> Action item
Every record, from the first to the last, is to be printed again exactly.

> Input data
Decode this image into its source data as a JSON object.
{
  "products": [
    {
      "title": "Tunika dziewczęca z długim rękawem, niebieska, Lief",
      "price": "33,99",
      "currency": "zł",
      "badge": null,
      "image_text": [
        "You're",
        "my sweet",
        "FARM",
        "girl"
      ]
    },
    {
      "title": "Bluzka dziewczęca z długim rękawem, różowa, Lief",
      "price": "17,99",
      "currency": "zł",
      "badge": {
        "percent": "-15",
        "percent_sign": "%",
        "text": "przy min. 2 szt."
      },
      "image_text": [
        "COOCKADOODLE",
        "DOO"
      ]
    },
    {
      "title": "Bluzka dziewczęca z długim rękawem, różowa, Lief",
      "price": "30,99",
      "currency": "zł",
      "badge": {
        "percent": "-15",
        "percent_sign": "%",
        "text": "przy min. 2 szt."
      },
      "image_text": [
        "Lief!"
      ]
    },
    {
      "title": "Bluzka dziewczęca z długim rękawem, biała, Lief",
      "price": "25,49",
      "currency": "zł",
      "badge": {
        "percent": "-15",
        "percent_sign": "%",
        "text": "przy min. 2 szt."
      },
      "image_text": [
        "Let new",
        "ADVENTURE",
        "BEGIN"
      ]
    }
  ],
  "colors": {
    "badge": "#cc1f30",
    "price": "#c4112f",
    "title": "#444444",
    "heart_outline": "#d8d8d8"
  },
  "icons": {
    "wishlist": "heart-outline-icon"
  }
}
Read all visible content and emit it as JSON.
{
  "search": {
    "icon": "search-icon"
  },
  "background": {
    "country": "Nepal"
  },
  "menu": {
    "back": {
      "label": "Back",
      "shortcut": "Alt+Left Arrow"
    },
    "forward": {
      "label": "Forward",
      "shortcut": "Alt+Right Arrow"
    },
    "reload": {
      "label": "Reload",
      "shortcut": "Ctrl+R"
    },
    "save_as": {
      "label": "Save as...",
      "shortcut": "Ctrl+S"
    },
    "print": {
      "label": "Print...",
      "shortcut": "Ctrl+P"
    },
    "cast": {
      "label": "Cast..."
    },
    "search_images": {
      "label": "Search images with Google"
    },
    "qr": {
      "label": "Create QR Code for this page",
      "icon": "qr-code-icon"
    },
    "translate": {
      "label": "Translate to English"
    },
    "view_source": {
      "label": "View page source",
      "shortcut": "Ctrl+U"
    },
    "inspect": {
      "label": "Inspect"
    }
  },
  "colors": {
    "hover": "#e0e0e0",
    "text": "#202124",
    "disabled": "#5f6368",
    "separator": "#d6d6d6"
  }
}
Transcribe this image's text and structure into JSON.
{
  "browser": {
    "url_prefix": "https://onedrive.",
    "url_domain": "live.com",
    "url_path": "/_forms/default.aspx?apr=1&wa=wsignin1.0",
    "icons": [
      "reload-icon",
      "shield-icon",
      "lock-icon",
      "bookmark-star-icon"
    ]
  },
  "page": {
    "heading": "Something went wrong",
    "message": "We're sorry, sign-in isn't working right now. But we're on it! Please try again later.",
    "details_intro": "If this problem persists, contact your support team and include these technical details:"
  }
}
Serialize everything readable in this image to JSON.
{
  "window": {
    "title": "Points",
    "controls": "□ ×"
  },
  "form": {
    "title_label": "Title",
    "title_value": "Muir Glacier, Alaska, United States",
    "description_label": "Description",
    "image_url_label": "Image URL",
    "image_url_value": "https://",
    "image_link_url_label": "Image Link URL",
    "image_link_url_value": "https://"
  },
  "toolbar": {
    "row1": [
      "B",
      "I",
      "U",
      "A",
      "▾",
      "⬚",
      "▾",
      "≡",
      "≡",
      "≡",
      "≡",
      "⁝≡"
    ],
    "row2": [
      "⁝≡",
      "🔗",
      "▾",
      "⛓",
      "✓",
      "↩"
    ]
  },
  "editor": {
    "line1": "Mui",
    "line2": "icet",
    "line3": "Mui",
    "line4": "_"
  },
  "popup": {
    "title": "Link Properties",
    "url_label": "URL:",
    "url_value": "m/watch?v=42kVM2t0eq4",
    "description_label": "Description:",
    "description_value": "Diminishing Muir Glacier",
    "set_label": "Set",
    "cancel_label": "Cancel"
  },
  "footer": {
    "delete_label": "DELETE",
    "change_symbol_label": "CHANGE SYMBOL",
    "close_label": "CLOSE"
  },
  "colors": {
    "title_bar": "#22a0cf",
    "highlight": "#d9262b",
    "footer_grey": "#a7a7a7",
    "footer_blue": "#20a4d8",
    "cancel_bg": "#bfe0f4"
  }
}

> Finished task
Decode this image into its source data as a JSON object.
{
  "products": [
    {
      "title": "Tunika dziewczęca z długim rękawem, niebieska, Lief",
      "price": "33,99",
      "currency": "zł",
      "badge": null,
      "image_text": [
        "You're",
        "my sweet",
        "FARM",
        "girl"
      ]
    },
    {
      "title": "Bluzka dziewczęca z długim rękawem, różowa, Lief",
      "price": "17,99",
      "currency": "zł",
      "badge": {
        "percent": "-15",
        "percent_sign": "%",
        "text": "przy min. 2 szt."
      },
      "image_text": [
        "COOCKADOODLE",
        "DOO"
      ]
    },
    {
      "title": "Bluzka dziewczęca z długim rękawem, różowa, Lief",
      "price": "30,99",
      "currency": "zł",
      "badge": {
        "percent": "-15",
        "percent_sign": "%",
        "text": "przy min. 2 szt."
      },
      "image_text": [
        "Lief!"
      ]
    },
    {
      "title": "Bluzka dziewczęca z długim rękawem, biała, Lief",
      "price": "25,49",
      "currency": "zł",
      "badge": {
        "percent": "-15",
        "percent_sign": "%",
        "text": "przy min. 2 szt."
      },
      "image_text": [
        "Let new",
        "ADVENTURE",
        "BEGIN"
      ]
    }
  ],
  "colors": {
    "badge": "#cc1f30",
    "price": "#c4112f",
    "title": "#444444",
    "heart_outline": "#d8d8d8"
  },
  "icons": {
    "wishlist": "heart-outline-icon"
  }
}
Read all visible content and emit it as JSON.
{
  "search": {
    "icon": "search-icon"
  },
  "background": {
    "country": "Nepal"
  },
  "menu": {
    "back": {
      "label": "Back",
      "shortcut": "Alt+Left Arrow"
    },
    "forward": {
      "label": "Forward",
      "shortcut": "Alt+Right Arrow"
    },
    "reload": {
      "label": "Reload",
      "shortcut": "Ctrl+R"
    },
    "save_as": {
      "label": "Save as...",
      "shortcut": "Ctrl+S"
    },
    "print": {
      "label": "Print...",
      "shortcut": "Ctrl+P"
    },
    "cast": {
      "label": "Cast..."
    },
    "search_images": {
      "label": "Search images with Google"
    },
    "qr": {
      "label": "Create QR Code for this page",
      "icon": "qr-code-icon"
    },
    "translate": {
      "label": "Translate to English"
    },
    "view_source": {
      "label": "View page source",
      "shortcut": "Ctrl+U"
    },
    "inspect": {
      "label": "Inspect"
    }
  },
  "colors": {
    "hover": "#e0e0e0",
    "text": "#202124",
    "disabled": "#5f6368",
    "separator": "#d6d6d6"
  }
}
Transcribe this image's text and structure into JSON.
{
  "browser": {
    "url_prefix": "https://onedrive.",
    "url_domain": "live.com",
    "url_path": "/_forms/default.aspx?apr=1&wa=wsignin1.0",
    "icons": [
      "reload-icon",
      "shield-icon",
      "lock-icon",
      "bookmark-star-icon"
    ]
  },
  "page": {
    "heading": "Something went wrong",
    "message": "We're sorry, sign-in isn't working right now. But we're on it! Please try again later.",
    "details_intro": "If this problem persists, contact your support team and include these technical details:"
  }
}
Serialize everything readable in this image to JSON.
{
  "window": {
    "title": "Points",
    "controls": "□ ×"
  },
  "form": {
    "title_label": "Title",
    "title_value": "Muir Glacier, Alaska, United States",
    "description_label": "Description",
    "image_url_label": "Image URL",
    "image_url_value": "https://",
    "image_link_url_label": "Image Link URL",
    "image_link_url_value": "https://"
  },
  "toolbar": {
    "row1": [
      "B",
      "I",
      "U",
      "A",
      "▾",
      "⬚",
      "▾",
      "≡",
      "≡",
      "≡",
      "≡",
      "⁝≡"
    ],
    "row2": [
      "⁝≡",
      "🔗",
      "▾",
      "⛓",
      "✓",
      "↩"
    ]
  },
  "editor": {
    "line1": "Mui",
    "line2": "icet",
    "line3": "Mui",
    "line4": "_"
  },
  "popup": {
    "title": "Link Properties",
    "url_label": "URL:",
    "url_value": "m/watch?v=42kVM2t0eq4",
    "description_label": "Description:",
    "description_value": "Diminishing Muir Glacier",
    "set_label": "Set",
    "cancel_label": "Cancel"
  },
  "footer": {
    "delete_label": "DELETE",
    "change_symbol_label": "CHANGE SYMBOL",
    "close_label": "CLOSE"
  },
  "colors": {
    "title_bar": "#22a0cf",
    "highlight": "#d9262b",
    "footer_grey": "#a7a7a7",
    "footer_blue": "#20a4d8",
    "cancel_bg": "#bfe0f4"
  }
}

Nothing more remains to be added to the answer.